[Interface dataset entries]
=== Begin Enclosure ===

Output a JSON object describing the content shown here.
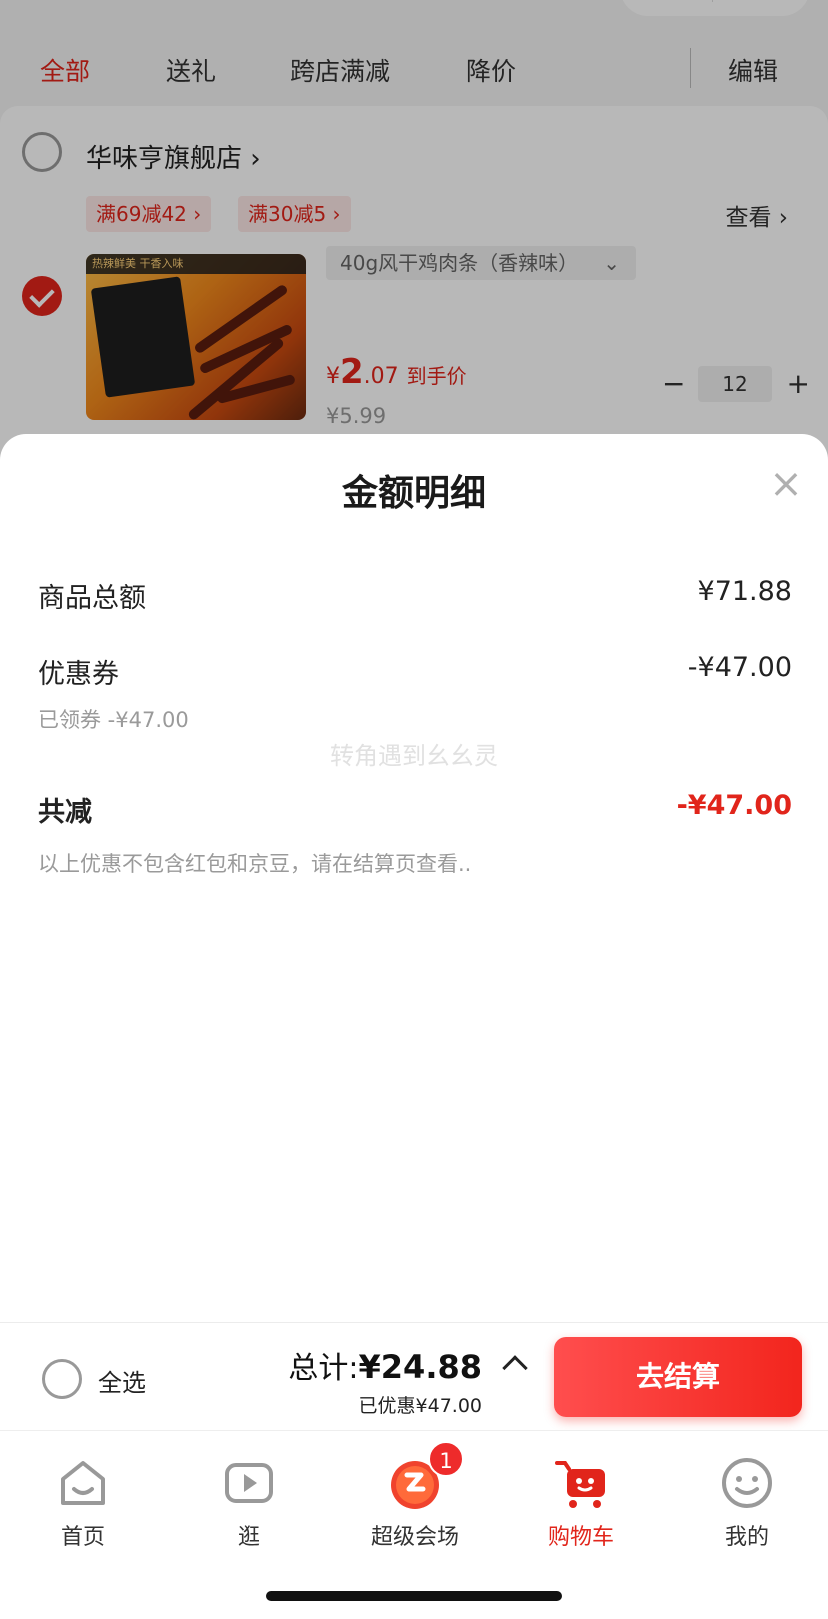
{
  "filters": {
    "tabs": [
      {
        "label": "全部",
        "active": true
      },
      {
        "label": "送礼"
      },
      {
        "label": "跨店满减"
      },
      {
        "label": "降价"
      }
    ],
    "edit_label": "编辑"
  },
  "store": {
    "name": "华味亨旗舰店",
    "promos": [
      "满69减42",
      "满30减5"
    ],
    "view_label": "查看",
    "product": {
      "image_banner": "热辣鲜美 干香入味",
      "variant": "40g风干鸡肉条（香辣味）",
      "price_currency": "¥",
      "price_int": "2",
      "price_dec": ".07",
      "price_tag": "到手价",
      "price_old": "¥5.99",
      "quantity": "12",
      "checked": true
    }
  },
  "sheet": {
    "title": "金额明细",
    "close_icon": "×",
    "rows": {
      "subtotal_label": "商品总额",
      "subtotal_value": "¥71.88",
      "coupon_label": "优惠券",
      "coupon_value": "-¥47.00",
      "coupon_sub": "已领券 -¥47.00",
      "discount_label": "共减",
      "discount_value": "-¥47.00",
      "note": "以上优惠不包含红包和京豆，请在结算页查看.."
    },
    "watermark": "转角遇到幺幺灵"
  },
  "checkout": {
    "select_all": "全选",
    "total_prefix": "总计:",
    "total_amount": "¥24.88",
    "saved": "已优惠¥47.00",
    "button": "去结算"
  },
  "tabbar": {
    "items": [
      {
        "label": "首页",
        "icon": "home-icon"
      },
      {
        "label": "逛",
        "icon": "video-play-icon"
      },
      {
        "label": "超级会场",
        "icon": "super-venue-icon",
        "badge": "1"
      },
      {
        "label": "购物车",
        "icon": "cart-icon",
        "active": true
      },
      {
        "label": "我的",
        "icon": "smiley-icon"
      }
    ]
  },
  "colors": {
    "accent": "#e1251b",
    "button_gradient_start": "#ff4e4e",
    "button_gradient_end": "#f2251d"
  }
}
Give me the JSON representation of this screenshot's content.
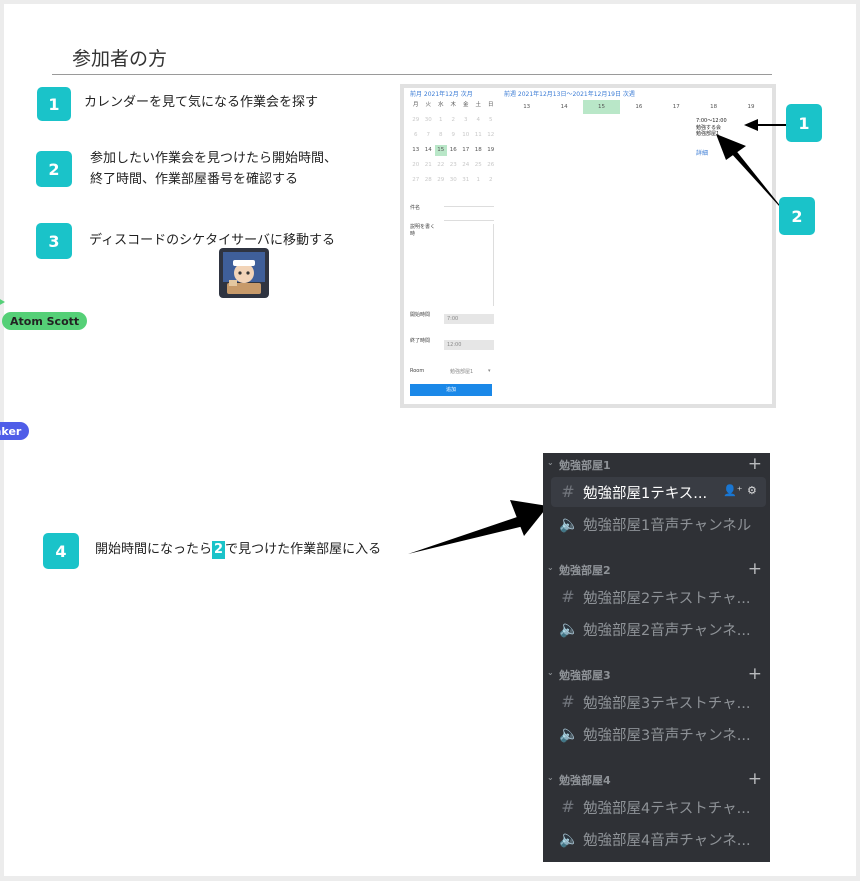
{
  "page": {
    "section_title": "参加者の方"
  },
  "steps": [
    {
      "number": "1",
      "text": "カレンダーを見て気になる作業会を探す"
    },
    {
      "number": "2",
      "text_line1": "参加したい作業会を見つけたら開始時間、",
      "text_line2": "終了時間、作業部屋番号を確認する"
    },
    {
      "number": "3",
      "text": "ディスコードのシケタイサーバに移動する"
    },
    {
      "number": "4",
      "text_before": "開始時間になったら",
      "text_badge": "2",
      "text_after": "で見つけた作業部屋に入る"
    }
  ],
  "callouts": {
    "one": "1",
    "two": "2"
  },
  "cursors": {
    "atom": "Atom Scott",
    "other": "aker"
  },
  "colors": {
    "badge": "#1ac3c9",
    "discord_bg": "#2f3136",
    "atom_cursor": "#55d077",
    "other_cursor": "#4f5de8",
    "calendar_highlight": "#b9e7c8"
  },
  "calendar": {
    "link_left": "前月 2021年12月 次月",
    "link_right": "前週 2021年12月13日〜2021年12月19日 次週",
    "weekday_headers": [
      "月",
      "火",
      "水",
      "木",
      "金",
      "土",
      "日"
    ],
    "mini_days": [
      [
        "29",
        "30",
        "1",
        "2",
        "3",
        "4",
        "5"
      ],
      [
        "6",
        "7",
        "8",
        "9",
        "10",
        "11",
        "12"
      ],
      [
        "13",
        "14",
        "15",
        "16",
        "17",
        "18",
        "19"
      ],
      [
        "20",
        "21",
        "22",
        "23",
        "24",
        "25",
        "26"
      ],
      [
        "27",
        "28",
        "29",
        "30",
        "31",
        "1",
        "2"
      ]
    ],
    "week_days": [
      "13",
      "14",
      "15",
      "16",
      "17",
      "18",
      "19"
    ],
    "event_text": "7:00～12:00\n勉強する会\n勉強部屋1",
    "event_link": "詳細",
    "form": {
      "label_title": "件名",
      "label_desc": "説明を書く時",
      "label_start": "開始時間",
      "value_start": "7:00",
      "label_end": "終了時間",
      "value_end": "12:00",
      "label_room": "Room",
      "value_room": "勉強部屋1",
      "submit": "追加"
    }
  },
  "discord": {
    "categories": [
      {
        "name": "勉強部屋1",
        "text_channel": "勉強部屋1テキス...",
        "voice_channel": "勉強部屋1音声チャンネル"
      },
      {
        "name": "勉強部屋2",
        "text_channel": "勉強部屋2テキストチャ...",
        "voice_channel": "勉強部屋2音声チャンネ..."
      },
      {
        "name": "勉強部屋3",
        "text_channel": "勉強部屋3テキストチャ...",
        "voice_channel": "勉強部屋3音声チャンネ..."
      },
      {
        "name": "勉強部屋4",
        "text_channel": "勉強部屋4テキストチャ...",
        "voice_channel": "勉強部屋4音声チャンネ..."
      }
    ]
  }
}
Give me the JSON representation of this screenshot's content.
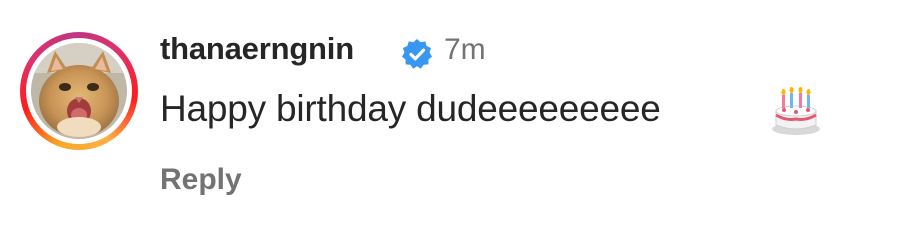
{
  "comment": {
    "username": "thanaerngnin",
    "verified": true,
    "timestamp": "7m",
    "text": "Happy birthday dudeeeeeeeee",
    "emoji": "birthday-cake-icon",
    "reply_label": "Reply"
  },
  "colors": {
    "verified_badge": "#3897f0",
    "secondary_text": "#737373",
    "primary_text": "#262626"
  }
}
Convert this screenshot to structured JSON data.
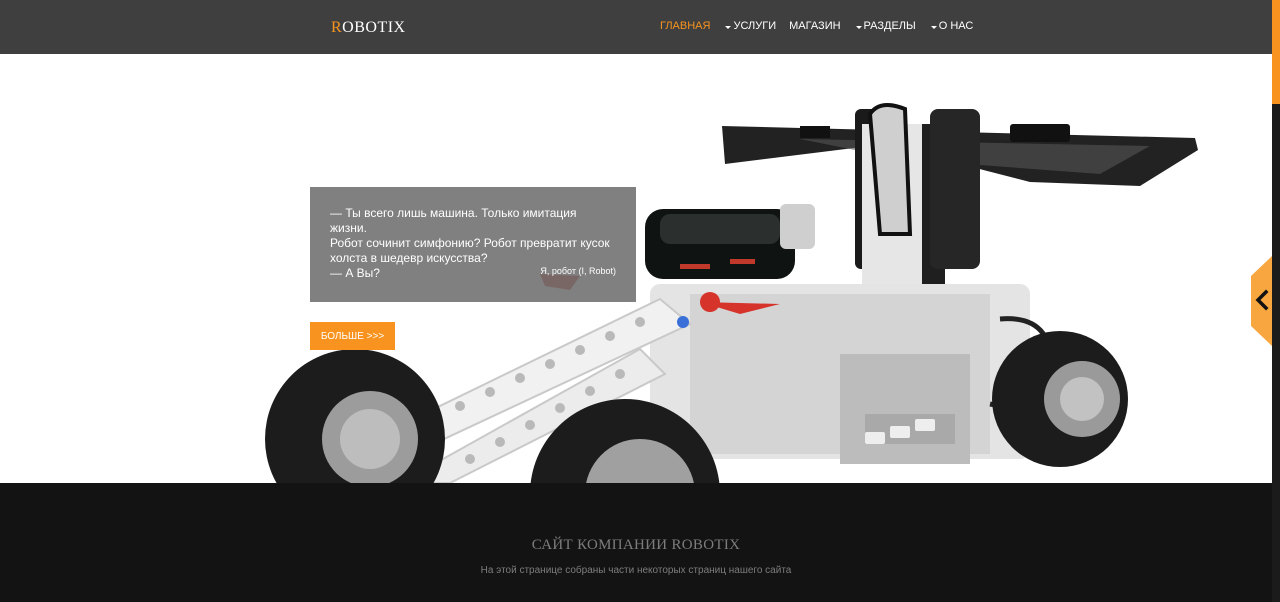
{
  "header": {
    "logo_first": "R",
    "logo_rest": "OBOTIX",
    "nav": [
      {
        "label": "ГЛАВНАЯ",
        "dropdown": false,
        "active": true
      },
      {
        "label": "УСЛУГИ",
        "dropdown": true,
        "active": false
      },
      {
        "label": "МАГАЗИН",
        "dropdown": false,
        "active": false
      },
      {
        "label": "РАЗДЕЛЫ",
        "dropdown": true,
        "active": false
      },
      {
        "label": "О НАС",
        "dropdown": true,
        "active": false
      }
    ]
  },
  "hero": {
    "quote_lines": [
      "— Ты всего лишь машина. Только имитация жизни.",
      "Робот сочинит симфонию? Робот превратит кусок",
      "холста в шедевр искусства?",
      "— А Вы?"
    ],
    "quote_source": "Я, робот (I, Robot)",
    "more_button": "БОЛЬШЕ >>>"
  },
  "footer": {
    "title": "САЙТ КОМПАНИИ ROBOTIX",
    "subtitle": "На этой странице собраны части некоторых страниц нашего сайта"
  },
  "colors": {
    "accent": "#f7931e",
    "header_bg": "#3f3f3f",
    "footer_bg": "#131313",
    "quote_bg": "#6e6e6e"
  },
  "icons": {
    "side_toggle": "chevron-left-icon",
    "nav_dropdown": "caret-down-icon"
  }
}
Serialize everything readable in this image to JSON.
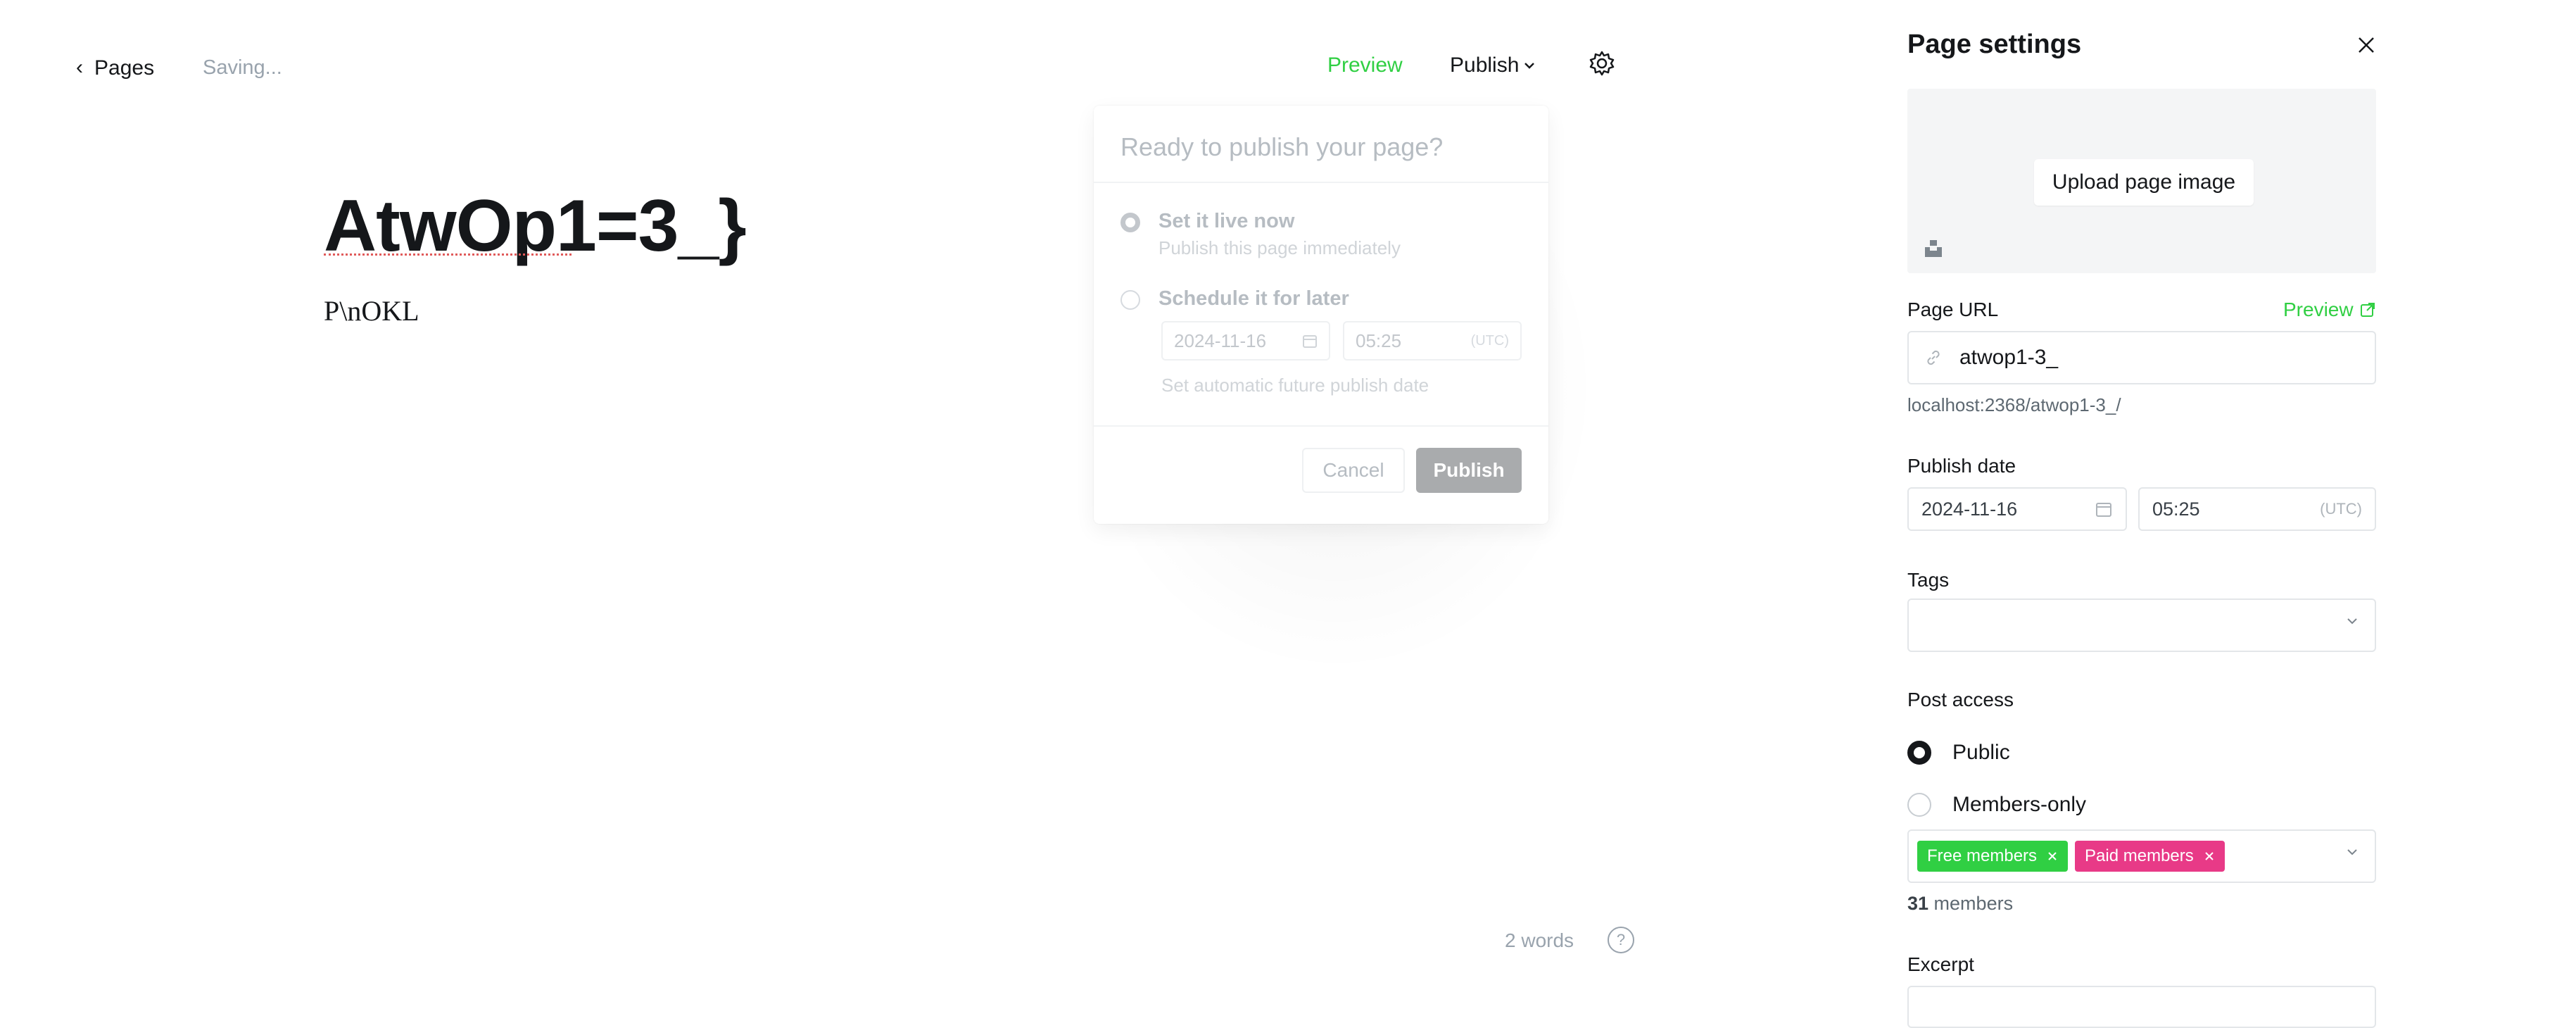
{
  "topbar": {
    "back_label": "Pages",
    "status": "Saving...",
    "preview_label": "Preview",
    "publish_label": "Publish"
  },
  "editor": {
    "title": "AtwOp1=3_}",
    "body": "P\\nOKL",
    "word_count": "2 words",
    "help_glyph": "?"
  },
  "publish_popover": {
    "heading": "Ready to publish your page?",
    "option_now_label": "Set it live now",
    "option_now_sub": "Publish this page immediately",
    "option_later_label": "Schedule it for later",
    "date": "2024-11-16",
    "time": "05:25",
    "timezone": "(UTC)",
    "later_hint": "Set automatic future publish date",
    "cancel_label": "Cancel",
    "publish_label": "Publish",
    "selected_option": "now"
  },
  "settings": {
    "title": "Page settings",
    "upload_label": "Upload page image",
    "url_label": "Page URL",
    "url_preview_label": "Preview",
    "url_value": "atwop1-3_",
    "url_hint": "localhost:2368/atwop1-3_/",
    "publish_date_label": "Publish date",
    "publish_date": "2024-11-16",
    "publish_time": "05:25",
    "timezone": "(UTC)",
    "tags_label": "Tags",
    "access_label": "Post access",
    "access_public": "Public",
    "access_members": "Members-only",
    "selected_access": "Public",
    "chip_free": "Free members",
    "chip_paid": "Paid members",
    "members_count": "31",
    "members_suffix": " members",
    "excerpt_label": "Excerpt"
  },
  "colors": {
    "accent_green": "#30cf43",
    "paid_pink": "#e83a87",
    "text_dark": "#15171a",
    "muted": "#99a3ad"
  }
}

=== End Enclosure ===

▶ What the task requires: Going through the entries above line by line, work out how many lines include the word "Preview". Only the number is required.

▶ Answer to the exercise: 2